updated 07:15 pm EDT, Fri August 5, 2011
Epic Games sees iPhone catching future game rigs
The performance of the iPhone and other smartphones is growing rapidly enough that they might obviate the need for a future Xbox or other consoles, Epic Games' president Mike Capps opined in an interview late this week. Apple's hardware was accelerating fast enough that it was likened for Industry Gamers to the problems with hardware spread that previously affected just computers. At the rate smartphones like these were developing, developers not only had to hit a moving target but might see the speed advance quickly enough that phones could replace consoles.
"Your iPhone 8 will probably plug into your TV, or better yet, wirelessly connect to your television set to give you that big screen gaming experience with good sound," Capps explained. "So really, what's the point of those next-gen consoles? It's a very interesting situation to be looking at. That's what we're starting to think about more... not how do we scale from some Nintendo platform to some other future console."
He imagined that a smartphone would very likely outrun an Xbox 360. Sony has already shown that the PlayStation Vita, which uses a quad-core processor like those that will show in phones and tablets next year, is nearly as fast as a PlayStation 3.
Some games have already been testing the concept of using a mobile device to power a more TV-like console experience, such as Real Racing 2 HD or The Incident, but the performance of current phones is still such that they can't replicate the console experience. Raw graphics performance is often the issue, but a lack of game-friendly controllers and too much lag for wireless has limited the utility.

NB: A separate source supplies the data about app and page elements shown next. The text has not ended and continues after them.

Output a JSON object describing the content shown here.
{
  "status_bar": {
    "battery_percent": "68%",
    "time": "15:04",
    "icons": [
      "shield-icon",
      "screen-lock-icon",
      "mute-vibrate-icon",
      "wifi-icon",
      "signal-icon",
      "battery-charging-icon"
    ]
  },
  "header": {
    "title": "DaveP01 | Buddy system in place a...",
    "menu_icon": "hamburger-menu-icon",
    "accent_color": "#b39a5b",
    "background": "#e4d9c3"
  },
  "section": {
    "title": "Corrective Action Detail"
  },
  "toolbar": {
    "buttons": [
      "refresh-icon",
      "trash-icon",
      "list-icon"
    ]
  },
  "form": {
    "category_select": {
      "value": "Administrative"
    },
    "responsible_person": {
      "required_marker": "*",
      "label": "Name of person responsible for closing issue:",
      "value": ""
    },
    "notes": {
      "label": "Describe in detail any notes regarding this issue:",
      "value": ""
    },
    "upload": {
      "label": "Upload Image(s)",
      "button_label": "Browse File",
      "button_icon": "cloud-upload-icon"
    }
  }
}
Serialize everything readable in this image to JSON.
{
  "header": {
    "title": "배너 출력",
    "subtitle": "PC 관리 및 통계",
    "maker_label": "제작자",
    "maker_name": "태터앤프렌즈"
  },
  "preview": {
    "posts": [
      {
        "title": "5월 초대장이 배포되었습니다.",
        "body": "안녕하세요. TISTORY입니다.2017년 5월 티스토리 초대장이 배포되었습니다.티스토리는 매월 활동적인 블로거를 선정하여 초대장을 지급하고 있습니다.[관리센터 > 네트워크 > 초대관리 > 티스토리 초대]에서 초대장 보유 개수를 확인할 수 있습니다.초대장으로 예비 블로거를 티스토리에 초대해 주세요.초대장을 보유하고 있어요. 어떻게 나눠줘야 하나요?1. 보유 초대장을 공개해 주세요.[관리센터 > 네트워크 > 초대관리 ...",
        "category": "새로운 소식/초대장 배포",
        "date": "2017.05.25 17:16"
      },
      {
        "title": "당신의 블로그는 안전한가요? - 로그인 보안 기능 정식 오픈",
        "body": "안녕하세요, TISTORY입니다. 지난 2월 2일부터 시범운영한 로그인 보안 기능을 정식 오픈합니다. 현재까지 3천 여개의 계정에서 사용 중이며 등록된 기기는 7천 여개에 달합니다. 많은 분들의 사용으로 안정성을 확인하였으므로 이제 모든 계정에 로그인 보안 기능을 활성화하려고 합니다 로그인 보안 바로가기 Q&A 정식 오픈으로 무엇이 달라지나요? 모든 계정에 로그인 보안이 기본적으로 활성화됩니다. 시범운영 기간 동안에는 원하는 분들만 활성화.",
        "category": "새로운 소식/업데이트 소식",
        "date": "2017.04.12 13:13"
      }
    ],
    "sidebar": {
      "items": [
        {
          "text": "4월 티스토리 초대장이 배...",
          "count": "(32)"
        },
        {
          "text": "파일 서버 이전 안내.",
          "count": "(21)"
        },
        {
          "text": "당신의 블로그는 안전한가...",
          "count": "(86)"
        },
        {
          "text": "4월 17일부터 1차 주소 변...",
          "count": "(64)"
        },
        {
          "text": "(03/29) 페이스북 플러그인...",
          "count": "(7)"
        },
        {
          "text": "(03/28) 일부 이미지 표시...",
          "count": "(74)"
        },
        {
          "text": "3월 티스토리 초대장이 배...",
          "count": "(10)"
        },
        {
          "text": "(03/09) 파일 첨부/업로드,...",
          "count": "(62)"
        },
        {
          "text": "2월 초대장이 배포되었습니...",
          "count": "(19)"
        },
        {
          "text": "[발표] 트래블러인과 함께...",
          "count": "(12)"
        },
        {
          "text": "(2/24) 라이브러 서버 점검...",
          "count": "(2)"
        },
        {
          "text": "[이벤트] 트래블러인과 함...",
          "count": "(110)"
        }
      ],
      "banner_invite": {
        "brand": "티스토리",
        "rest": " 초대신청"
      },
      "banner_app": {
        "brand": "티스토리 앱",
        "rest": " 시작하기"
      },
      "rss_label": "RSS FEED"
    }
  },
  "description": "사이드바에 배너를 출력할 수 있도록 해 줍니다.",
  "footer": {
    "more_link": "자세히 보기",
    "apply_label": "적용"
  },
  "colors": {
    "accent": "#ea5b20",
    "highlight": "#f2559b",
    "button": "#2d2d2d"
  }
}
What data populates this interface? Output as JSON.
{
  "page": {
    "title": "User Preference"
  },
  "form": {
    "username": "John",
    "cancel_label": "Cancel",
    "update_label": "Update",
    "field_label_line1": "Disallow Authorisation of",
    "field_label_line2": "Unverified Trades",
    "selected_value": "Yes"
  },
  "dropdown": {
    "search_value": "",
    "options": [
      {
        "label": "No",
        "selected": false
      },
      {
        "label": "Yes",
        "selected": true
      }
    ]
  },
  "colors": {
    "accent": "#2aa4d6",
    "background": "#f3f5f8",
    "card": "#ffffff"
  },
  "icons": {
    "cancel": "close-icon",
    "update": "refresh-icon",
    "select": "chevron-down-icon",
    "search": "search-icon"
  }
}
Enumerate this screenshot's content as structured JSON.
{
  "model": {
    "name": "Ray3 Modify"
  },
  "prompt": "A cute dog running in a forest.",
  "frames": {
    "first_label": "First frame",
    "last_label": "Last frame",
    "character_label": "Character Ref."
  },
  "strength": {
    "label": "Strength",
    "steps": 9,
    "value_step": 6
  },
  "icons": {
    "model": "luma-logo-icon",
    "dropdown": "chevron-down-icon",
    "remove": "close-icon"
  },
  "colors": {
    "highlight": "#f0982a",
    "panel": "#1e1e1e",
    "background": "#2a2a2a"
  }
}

Regardless of their immediate impact, phones and tablets are already having an impact on traditional gaming. While insisting on saying the issue was strictly internal, Nintendo cut the 3DS price by $80 in a move that many see as an acknowledgement that Apple was cannibalizing its mobile gaming share. Dedicated gaming handhelds have been hurt both by far cheaper games on the iPhone but also by convergence, where fewer now want to carry a gaming system at the same time as a phone or MP3 player.